Sex-segregated schools sound like a answer looking for a problem to solve.
Having the option of single sex schools is not a bad idea, but forcing kids into them is nuts. Some children do better in single sex environments while many don't.

beatroot said...

You are right about this nonsense of ‘student centred’. What should be a teaching strategy to ‘make students think for themselves’ really turns, as you say, into ‘anything goes’. And teachers always did collude in the ‘cheating’ that was and is rife. So how can a student respect those people? But this problem is wider than the school and reflects something about the society it takes place in. But things are much worse in the UK.

roman said...

I can relate to ig da geez's comments about private educational institutions. One caveat, however, needs to be mentioned. Sure, parochial (Catholic) schools have produced an overall better quality of education but remember that the student's parents are most likely already heavily invested in the care of their young. This is evident by the fact that they are spending more money and as such we can deduce that a larger measure of import is being assigned to this responsibility.
As such, it is more than likely that these parents are more heavily involved and motivated in making sure their offspring's upbringing is more intensively guided both in school AND AT HOME. With the current pressures of sustaining the new and popular dual income lifestyle, this guidance may be taking a back seat more and more often and thus even private education is no longer a guarantee of success. There is no substitute for parental involvement at every stage of a child's apbringing.

polishpenguin said...

Michal Farris,

"4) The mass import of brainless violent US media to a population that's conditioned to regard _anything_ from the US as instructional material was not a good idea. Poles are conformists to the core and if they come to think that violent idiotic behavior is the norm, many will try to comply."

I disagree with media causing violent behavior. There's countless teens that have played war games and have seen violent movies, but haven't gone out on the streets and have do that such of thing. Why? Because they know what is right and what is wrong. And that goes back to parenting. Violence has been in the media since the 40s and 50s, how about those John Wayne westerns?

US media is very dubbed down compared to Europe. There's much less sex and violence in US media than in Europe's media.

beatroot said...
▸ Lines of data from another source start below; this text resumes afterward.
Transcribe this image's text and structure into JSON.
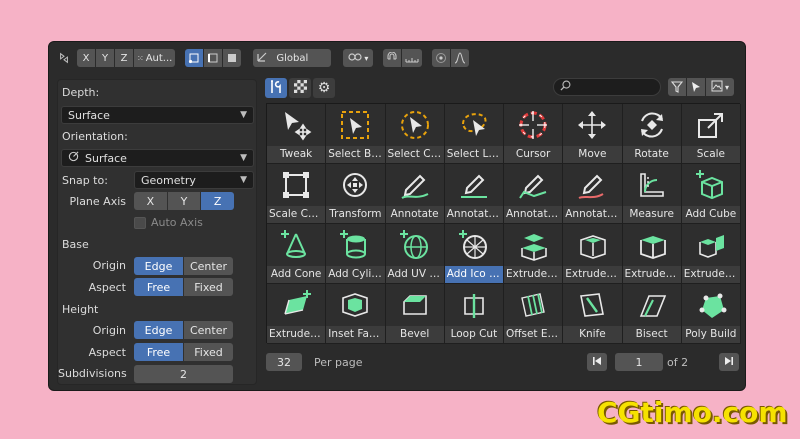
{
  "header": {
    "axis_buttons": [
      "X",
      "Y",
      "Z"
    ],
    "auto_label": "Aut...",
    "orientation_label": "Global"
  },
  "settings": {
    "depth_label": "Depth:",
    "depth_value": "Surface",
    "orientation_label": "Orientation:",
    "orientation_value": "Surface",
    "snap_to_label": "Snap to:",
    "snap_to_value": "Geometry",
    "plane_axis_label": "Plane Axis",
    "plane_axis_options": [
      "X",
      "Y",
      "Z"
    ],
    "plane_axis_selected": "Z",
    "auto_axis_label": "Auto Axis",
    "base_label": "Base",
    "height_label": "Height",
    "origin_label": "Origin",
    "aspect_label": "Aspect",
    "origin_options": [
      "Edge",
      "Center"
    ],
    "aspect_options": [
      "Free",
      "Fixed"
    ],
    "subdivisions_label": "Subdivisions",
    "subdivisions_value": "2"
  },
  "tools": [
    {
      "label": "Tweak",
      "icon": "tweak-icon"
    },
    {
      "label": "Select Box",
      "icon": "select-box-icon"
    },
    {
      "label": "Select Cir...",
      "icon": "select-circle-icon"
    },
    {
      "label": "Select Las...",
      "icon": "select-lasso-icon"
    },
    {
      "label": "Cursor",
      "icon": "cursor-icon"
    },
    {
      "label": "Move",
      "icon": "move-icon"
    },
    {
      "label": "Rotate",
      "icon": "rotate-icon"
    },
    {
      "label": "Scale",
      "icon": "scale-icon"
    },
    {
      "label": "Scale Ca...",
      "icon": "scale-cage-icon"
    },
    {
      "label": "Transform",
      "icon": "transform-icon"
    },
    {
      "label": "Annotate",
      "icon": "annotate-icon"
    },
    {
      "label": "Annotate ...",
      "icon": "annotate-line-icon"
    },
    {
      "label": "Annotate ...",
      "icon": "annotate-polygon-icon"
    },
    {
      "label": "Annotate ...",
      "icon": "annotate-eraser-icon"
    },
    {
      "label": "Measure",
      "icon": "measure-icon"
    },
    {
      "label": "Add Cube",
      "icon": "add-cube-icon"
    },
    {
      "label": "Add Cone",
      "icon": "add-cone-icon"
    },
    {
      "label": "Add Cylin...",
      "icon": "add-cylinder-icon"
    },
    {
      "label": "Add UV S...",
      "icon": "add-uv-sphere-icon"
    },
    {
      "label": "Add Ico S...",
      "icon": "add-ico-sphere-icon"
    },
    {
      "label": "Extrude R...",
      "icon": "extrude-region-icon"
    },
    {
      "label": "Extrude M...",
      "icon": "extrude-manifold-icon"
    },
    {
      "label": "Extrude Al...",
      "icon": "extrude-along-normals-icon"
    },
    {
      "label": "Extrude I...",
      "icon": "extrude-individual-icon"
    },
    {
      "label": "Extrude t...",
      "icon": "extrude-to-cursor-icon"
    },
    {
      "label": "Inset Faces",
      "icon": "inset-faces-icon"
    },
    {
      "label": "Bevel",
      "icon": "bevel-icon"
    },
    {
      "label": "Loop Cut",
      "icon": "loop-cut-icon"
    },
    {
      "label": "Offset Edg...",
      "icon": "offset-edge-icon"
    },
    {
      "label": "Knife",
      "icon": "knife-icon"
    },
    {
      "label": "Bisect",
      "icon": "bisect-icon"
    },
    {
      "label": "Poly Build",
      "icon": "poly-build-icon"
    }
  ],
  "selected_tool_index": 19,
  "footer": {
    "per_page_count": "32",
    "per_page_label": "Per page",
    "current_page": "1",
    "page_total": "of 2"
  },
  "watermark": "CGtimo.com",
  "colors": {
    "accent": "#4772b3",
    "mesh_green": "#6be3a0",
    "dashed_orange": "#e8a20c",
    "cursor_red": "#e03c3c"
  }
}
Roman’s right: the educational success of faith schools (Catholic schools have always did better in UK) is not because of the ‘faith’ but other broader sociological factors. They tend to be middle class schools. Middle class schools do better than working class schools.

And penquin is right about the media. Pictures, games, words do not cause behaviour. Those games, pictures, words have to be received and processed by a human brain before they have any meaning. And the way people react to those images depends on the individual. When black kids hear some Jamaican MC go on about ‘kill all batty boys (gays)’ why don’t all his fans go out and kill gays? Words by themselves like that have no power at all. So the behaviour is caused by the person, and they are completely responsible. Humans are not attack dogs waiting to get let off the leash.

ig da geez said...

BR wrote: So it’s no wonder kids are going off the rails. We have to decide what it is we are meant to respect. And we don’t.

>>> This cuts to the quick of it.

With everything imaginable up for ridicule (freedom, freedom), nothing's left sacred. All that's left is individual gratification.

ig da geez said...

Not all parochial schools are middle class, at least not in the US. But those below the middle class line, I'd say, still do better than their equivalent public school counterparts. This may not be simply or strictly a matter of "faith" but that's the backbone of it. And it has a lot to do with the cultural or faith-based expectations placed upon students by school teachers and administrators -- which need to be backed up by parents and is for the most part because they made a conscious choice to send their kids to be educated in such a disciplined environment.

beatroot said...

They are middle class in UK because most catholics are middle class in UK. Most of the schools are girl's schools as well. Girls do fine in signle sexed schools, boys do worse.